Jonathan Wright, 25, lost his temper with the machine in Ladbokes in The Bridges after he lost his takings as a taxi driver on November 8, Sunderland magistrates heard.

Wright took up gambling when he worked in a casino several years ago, but had managed to beat the habit for two years before he fell off the wagon last year, the court was told.

“Mr Wright has attended Ladbrokes in the Bridges as a customer at around 7pm,” prosecutor Lee Poppett said. “He spends 30 minutes playing on a games machine in the store.”

Mr Popped said a member of staff heard a loud thud and walked over to ask Wright what he was doing, adding: He swore and replied: ‘I can do what I want’. He then stood on a stool in front of the games machine and caused it to topple over and smash.”

Wright was arrested, telling police: “I went to the bookmakers and I lost. I took out my frustration on the machine.”

Wright has one previous conviction on his record, for assaulting a police officer, Mr Poppett added.

He admitted causing £535 of criminal damage to the machine.

Toni Sowerby, defending, said: “Mr Wright has attended Ladbrokes and unfortunately he has lost all of the cash that he has put into the machine.

“At that point in time Mr Wright had a gambling addiction. He got paid cash-in-hand as a self-employed taxi driver and he would spend all the cash in his pocket going into a number of betting shops.

“He lost a large amount of money and knew he had to go home to his wife he married in September, and advise her that he had lost all the takings.”

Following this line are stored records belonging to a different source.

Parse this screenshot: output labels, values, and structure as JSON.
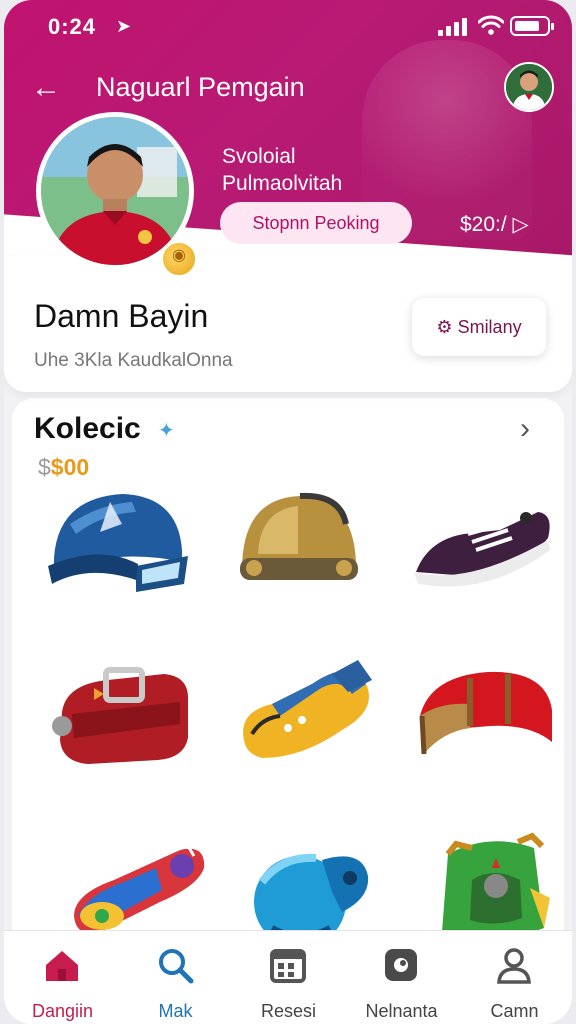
{
  "status_bar": {
    "time": "0:24"
  },
  "header": {
    "title": "Naguarl Pemgain",
    "subtitle_line1": "Svoloial",
    "subtitle_line2": "Pulmaolvitah",
    "pill_label": "Stopnn Peoking",
    "price": "$20:/"
  },
  "profile": {
    "name": "Damn Bayin",
    "sub": "Uhe 3Kla KaudkalOnna",
    "action_label": "Smilany"
  },
  "collection": {
    "title": "Kolecic",
    "price_prefix": "$",
    "price_value": "$00",
    "items": [
      "blue-helmet",
      "gold-helmet",
      "purple-sneaker",
      "red-bag",
      "yellow-blue-shoe",
      "red-saddle",
      "rainbow-skate",
      "blue-ball-shoe",
      "green-backpack"
    ]
  },
  "tabs": [
    {
      "label": "Dangiin",
      "icon": "home-icon",
      "active": true
    },
    {
      "label": "Mak",
      "icon": "search-icon",
      "active": false
    },
    {
      "label": "Resesi",
      "icon": "calendar-icon",
      "active": false
    },
    {
      "label": "Nelnanta",
      "icon": "chat-icon",
      "active": false
    },
    {
      "label": "Camn",
      "icon": "profile-icon",
      "active": false
    }
  ],
  "colors": {
    "brand": "#c0136f",
    "active_tab": "#c61c4e",
    "price": "#e89a1a"
  }
}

Miss Sowerby said Wright spent 18 months in the army before he was medically discharged and started working in a Newcastle casino.

“This is where his addiction really took hold,” Miss Sowerby said. “Working on the roulette table, he saw a large amount of people winning large amounts of cash.

“Unfortunately, it seems, he didn’t see that people also lost their money.

“He was able to stop gambling for a period of two years between the age 22 and 24.

“When he married last year he had a wedding to pay for, and, in order to do this he began gambling again to pay for the wedding and the honeymoon.

“He then started to lose and this led to the offence at the end of November.”

Miss Sowerby said Wright, of Fir Grove, South Shields, has stopped gambling with the support of his family, and that he is waiting to go into residential rehab in June or July.

He was fined £110 with a £20 surcharge and was told to pay £535 in compensation to Ladbrokes.